The 430-foot-tall Orlando FreeFall drop tower at Icon Park, will be removed after 14-year-old Tyre Sampson fell to his death on the ride in March. 

Promoted as the world’s tallest free-standing drop tower, the attraction opened at Icon Park (home to the 400-foot-tall Wheel, formerly known as the Orlando Eye) in December 2021. On March 24, Sampson, who was visiting Orlando from Missouri, fell out of his seat during the ride’s descent. 

A preliminary report commissioned by the Florida Department of Agriculture and Consumer Services (FDCAS) blamed the death on “misadjustment of the harness safety sensor.” Sampson was well above the 287-pound weight limit for riders specified in the attraction’s manual, and the report said safety sensors had been adjusted to allow for an unsafe gap between the seat and the bottom of the safety harness. 

That extra space, which expanded once the ride was in operation, allowed Sampson to slip through the harness. The investigation to find who made or authorized those adjustments is still ongoing. 

Orlando Slingshot, which operates the drop tower and the nearby Slingshot attraction, announced the permanent closure Thursday. 

“We are devastated by Tyre’s death,” Slingshot Group CEO Ritchie Armstrong said in a statement. “We have listened to the wishes of Tyre’s family and the community, and have made the decision to take down the FreeFall.”

Armstrong also said the company will create a scholarship in Sampson’s name. Sampson’s family still has an ongoing lawsuit against Orlando Slingshot, Icon Park and the ride’s manufacturers and installers. 

Icon Park, which leases the land for the attraction, said in an unsigned statement that it supports the ride’s closure. 

“Tyre’s death is a tragedy that we will never forget,” the statement said. “As the landlord, Icon Park welcomes and appreciates Orlando Slingshot’s decision to take down the ride.” 

Orlando FreeFall cannot be taken down until FDACS finishes its investigation and no timeline for completing the probe has been announced. 

The fatal accident did lead to new proposals in the Florida legislature aimed at improving amusement ride safety in the state. As a smaller attraction, Orlando FreeFall was subject to state inspections, whereas major theme parks operated by Disney, Universal, and SeaWorld are allowed to rely on their own safety inspections as long as they report any accidents involving guests requiring a 24-hour hospital stay.

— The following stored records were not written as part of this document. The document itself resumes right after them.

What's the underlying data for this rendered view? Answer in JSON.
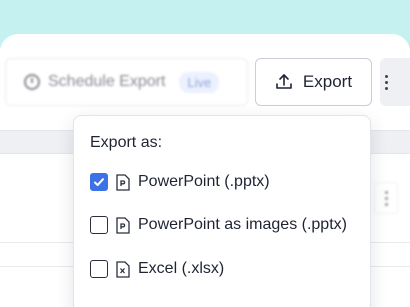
{
  "toolbar": {
    "schedule_label": "Schedule Export",
    "live_badge": "Live",
    "export_label": "Export"
  },
  "export_menu": {
    "title": "Export as:",
    "options": [
      {
        "label": "PowerPoint (.pptx)",
        "checked": true,
        "icon": "powerpoint-file-icon"
      },
      {
        "label": "PowerPoint as images (.pptx)",
        "checked": false,
        "icon": "powerpoint-file-icon"
      },
      {
        "label": "Excel (.xlsx)",
        "checked": false,
        "icon": "excel-file-icon"
      }
    ]
  },
  "colors": {
    "top_band": "#c6f1f1",
    "checkbox_checked": "#3b73e6",
    "live_badge_bg": "#dbe6ff"
  }
}
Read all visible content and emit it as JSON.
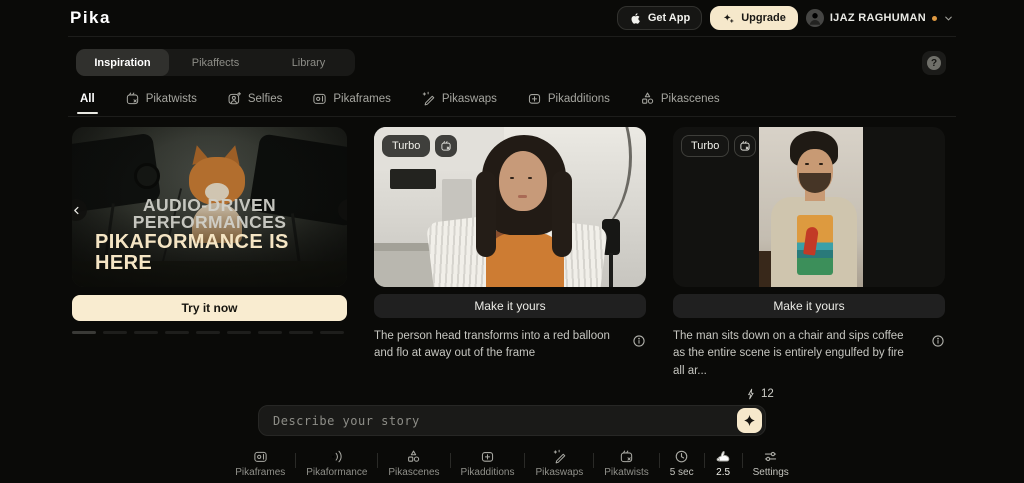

That exemption would not change under any of the proposals made earlier this year.